===== Data records
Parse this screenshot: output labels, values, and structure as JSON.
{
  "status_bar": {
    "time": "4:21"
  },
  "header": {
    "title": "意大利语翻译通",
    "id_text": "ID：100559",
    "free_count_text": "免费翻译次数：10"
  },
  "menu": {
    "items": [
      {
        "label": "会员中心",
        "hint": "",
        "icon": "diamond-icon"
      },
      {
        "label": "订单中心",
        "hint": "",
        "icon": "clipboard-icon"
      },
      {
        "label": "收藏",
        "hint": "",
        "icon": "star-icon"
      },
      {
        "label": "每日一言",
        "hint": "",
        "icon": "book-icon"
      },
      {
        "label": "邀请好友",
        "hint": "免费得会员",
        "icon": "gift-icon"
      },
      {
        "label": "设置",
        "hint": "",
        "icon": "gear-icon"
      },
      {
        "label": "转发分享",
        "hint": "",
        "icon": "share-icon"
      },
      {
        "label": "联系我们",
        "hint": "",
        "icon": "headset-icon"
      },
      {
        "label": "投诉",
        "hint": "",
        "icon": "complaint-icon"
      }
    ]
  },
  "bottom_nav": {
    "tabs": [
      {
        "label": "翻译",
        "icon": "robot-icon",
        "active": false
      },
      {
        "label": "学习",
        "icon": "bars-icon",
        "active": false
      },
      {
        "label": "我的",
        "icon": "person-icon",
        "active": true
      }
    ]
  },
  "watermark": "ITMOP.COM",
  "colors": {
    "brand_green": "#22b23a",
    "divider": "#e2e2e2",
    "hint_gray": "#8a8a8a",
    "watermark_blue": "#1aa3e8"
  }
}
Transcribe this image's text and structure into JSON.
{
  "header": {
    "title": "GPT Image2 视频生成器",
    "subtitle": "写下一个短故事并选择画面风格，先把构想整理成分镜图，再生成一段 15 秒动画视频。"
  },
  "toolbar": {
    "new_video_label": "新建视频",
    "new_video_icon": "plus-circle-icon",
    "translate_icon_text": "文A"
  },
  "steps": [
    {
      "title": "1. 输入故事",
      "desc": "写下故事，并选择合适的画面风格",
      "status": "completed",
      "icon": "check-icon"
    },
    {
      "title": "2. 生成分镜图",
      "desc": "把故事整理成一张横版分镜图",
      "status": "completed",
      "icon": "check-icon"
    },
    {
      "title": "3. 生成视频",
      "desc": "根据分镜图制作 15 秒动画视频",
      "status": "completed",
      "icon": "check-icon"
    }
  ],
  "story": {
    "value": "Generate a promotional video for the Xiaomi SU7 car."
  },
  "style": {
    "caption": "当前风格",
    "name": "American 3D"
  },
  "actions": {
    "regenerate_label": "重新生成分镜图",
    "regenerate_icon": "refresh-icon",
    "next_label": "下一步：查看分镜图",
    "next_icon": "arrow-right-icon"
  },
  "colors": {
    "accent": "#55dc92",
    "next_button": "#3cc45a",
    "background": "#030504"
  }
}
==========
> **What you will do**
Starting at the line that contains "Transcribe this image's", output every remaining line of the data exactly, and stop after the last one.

> **Result**
Transcribe this image's text and structure into JSON.
{
  "header": {
    "title": "GPT Image2 视频生成器",
    "subtitle": "写下一个短故事并选择画面风格，先把构想整理成分镜图，再生成一段 15 秒动画视频。"
  },
  "toolbar": {
    "new_video_label": "新建视频",
    "new_video_icon": "plus-circle-icon",
    "translate_icon_text": "文A"
  },
  "steps": [
    {
      "title": "1. 输入故事",
      "desc": "写下故事，并选择合适的画面风格",
      "status": "completed",
      "icon": "check-icon"
    },
    {
      "title": "2. 生成分镜图",
      "desc": "把故事整理成一张横版分镜图",
      "status": "completed",
      "icon": "check-icon"
    },
    {
      "title": "3. 生成视频",
      "desc": "根据分镜图制作 15 秒动画视频",
      "status": "completed",
      "icon": "check-icon"
    }
  ],
  "story": {
    "value": "Generate a promotional video for the Xiaomi SU7 car."
  },
  "style": {
    "caption": "当前风格",
    "name": "American 3D"
  },
  "actions": {
    "regenerate_label": "重新生成分镜图",
    "regenerate_icon": "refresh-icon",
    "next_label": "下一步：查看分镜图",
    "next_icon": "arrow-right-icon"
  },
  "colors": {
    "accent": "#55dc92",
    "next_button": "#3cc45a",
    "background": "#030504"
  }
}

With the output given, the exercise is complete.